If an entry holds a picture, drop the picture and restate the rest word for word.

=== RECORDS PROVIDED ===

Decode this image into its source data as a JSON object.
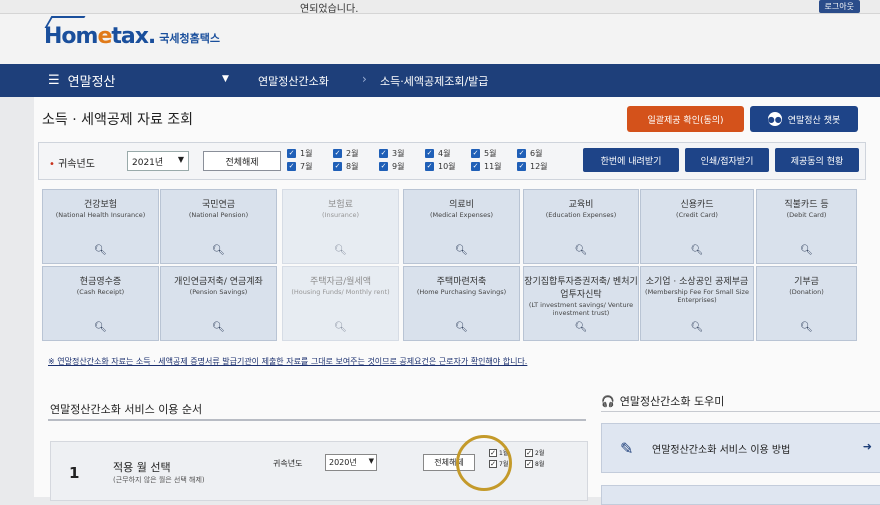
{
  "top": {
    "message": "연되었습니다.",
    "logout": "로그아웃"
  },
  "logo": {
    "mark_a": "Hom",
    "mark_e": "e",
    "mark_b": "tax.",
    "sub": "국세청홈택스"
  },
  "nav": {
    "menu": "연말정산",
    "crumb1": "연말정산간소화",
    "crumb2": "소득·세액공제조회/발급"
  },
  "page": {
    "title": "소득 · 세액공제 자료 조회",
    "btn_consent": "일괄제공 확인(동의)",
    "btn_chatbot": "연말정산 챗봇",
    "chatbot_icon_text": "●●"
  },
  "filter": {
    "label": "귀속년도",
    "year": "2021년",
    "btn_cancel_all": "전체해제",
    "months": [
      "1월",
      "2월",
      "3월",
      "4월",
      "5월",
      "6월",
      "7월",
      "8월",
      "9월",
      "10월",
      "11월",
      "12월"
    ],
    "btn_download": "한번에 내려받기",
    "btn_print": "인쇄/접자받기",
    "btn_consent_status": "제공동의 현황"
  },
  "tiles": [
    {
      "k": "건강보험",
      "e": "(National Health Insurance)"
    },
    {
      "k": "국민연금",
      "e": "(National Pension)"
    },
    {
      "k": "보험료",
      "e": "(Insurance)"
    },
    {
      "k": "의료비",
      "e": "(Medical Expenses)"
    },
    {
      "k": "교육비",
      "e": "(Education Expenses)"
    },
    {
      "k": "신용카드",
      "e": "(Credit Card)"
    },
    {
      "k": "직불카드 등",
      "e": "(Debit Card)"
    },
    {
      "k": "현금영수증",
      "e": "(Cash Receipt)"
    },
    {
      "k": "개인연금저축/ 연금계좌",
      "e": "(Pension Savings)"
    },
    {
      "k": "주택자금/월세액",
      "e": "(Housing Funds/ Monthly rent)"
    },
    {
      "k": "주택마련저축",
      "e": "(Home Purchasing Savings)"
    },
    {
      "k": "장기집합투자증권저축/ 벤처기업투자신탁",
      "e": "(LT investment savings/ Venture investment trust)"
    },
    {
      "k": "소기업 · 소상공인 공제부금",
      "e": "(Membership Fee For Small Size Enterprises)"
    },
    {
      "k": "기부금",
      "e": "(Donation)"
    }
  ],
  "notice": "※ 연말정산간소화 자료는 소득 · 세액공제 증명서류 발급기관이 제출한 자료를 그대로 보여주는 것이므로 공제요건은 근로자가 확인해야 합니다.",
  "process": {
    "title": "연말정산간소화 서비스 이용 순서",
    "step_num": "1",
    "step_title": "적용 월 선택",
    "step_sub": "(근무하지 않은 월은 선택 해제)",
    "year_label": "귀속년도",
    "year": "2020년",
    "btn_all": "전체해제",
    "m1": [
      "1월",
      "7월"
    ],
    "m2": [
      "2월",
      "8월"
    ]
  },
  "helper": {
    "title": "연말정산간소화 도우미",
    "card_text": "연말정산간소화 서비스 이용 방법"
  }
}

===

◆ **TASK OUTPUT**
Decode this image into its source data as a JSON object.
{
  "top": {
    "message": "연되었습니다.",
    "logout": "로그아웃"
  },
  "logo": {
    "mark_a": "Hom",
    "mark_e": "e",
    "mark_b": "tax.",
    "sub": "국세청홈택스"
  },
  "nav": {
    "menu": "연말정산",
    "crumb1": "연말정산간소화",
    "crumb2": "소득·세액공제조회/발급"
  },
  "page": {
    "title": "소득 · 세액공제 자료 조회",
    "btn_consent": "일괄제공 확인(동의)",
    "btn_chatbot": "연말정산 챗봇",
    "chatbot_icon_text": "●●"
  },
  "filter": {
    "label": "귀속년도",
    "year": "2021년",
    "btn_cancel_all": "전체해제",
    "months": [
      "1월",
      "2월",
      "3월",
      "4월",
      "5월",
      "6월",
      "7월",
      "8월",
      "9월",
      "10월",
      "11월",
      "12월"
    ],
    "btn_download": "한번에 내려받기",
    "btn_print": "인쇄/접자받기",
    "btn_consent_status": "제공동의 현황"
  },
  "tiles": [
    {
      "k": "건강보험",
      "e": "(National Health Insurance)"
    },
    {
      "k": "국민연금",
      "e": "(National Pension)"
    },
    {
      "k": "보험료",
      "e": "(Insurance)"
    },
    {
      "k": "의료비",
      "e": "(Medical Expenses)"
    },
    {
      "k": "교육비",
      "e": "(Education Expenses)"
    },
    {
      "k": "신용카드",
      "e": "(Credit Card)"
    },
    {
      "k": "직불카드 등",
      "e": "(Debit Card)"
    },
    {
      "k": "현금영수증",
      "e": "(Cash Receipt)"
    },
    {
      "k": "개인연금저축/ 연금계좌",
      "e": "(Pension Savings)"
    },
    {
      "k": "주택자금/월세액",
      "e": "(Housing Funds/ Monthly rent)"
    },
    {
      "k": "주택마련저축",
      "e": "(Home Purchasing Savings)"
    },
    {
      "k": "장기집합투자증권저축/ 벤처기업투자신탁",
      "e": "(LT investment savings/ Venture investment trust)"
    },
    {
      "k": "소기업 · 소상공인 공제부금",
      "e": "(Membership Fee For Small Size Enterprises)"
    },
    {
      "k": "기부금",
      "e": "(Donation)"
    }
  ],
  "notice": "※ 연말정산간소화 자료는 소득 · 세액공제 증명서류 발급기관이 제출한 자료를 그대로 보여주는 것이므로 공제요건은 근로자가 확인해야 합니다.",
  "process": {
    "title": "연말정산간소화 서비스 이용 순서",
    "step_num": "1",
    "step_title": "적용 월 선택",
    "step_sub": "(근무하지 않은 월은 선택 해제)",
    "year_label": "귀속년도",
    "year": "2020년",
    "btn_all": "전체해제",
    "m1": [
      "1월",
      "7월"
    ],
    "m2": [
      "2월",
      "8월"
    ]
  },
  "helper": {
    "title": "연말정산간소화 도우미",
    "card_text": "연말정산간소화 서비스 이용 방법"
  }
}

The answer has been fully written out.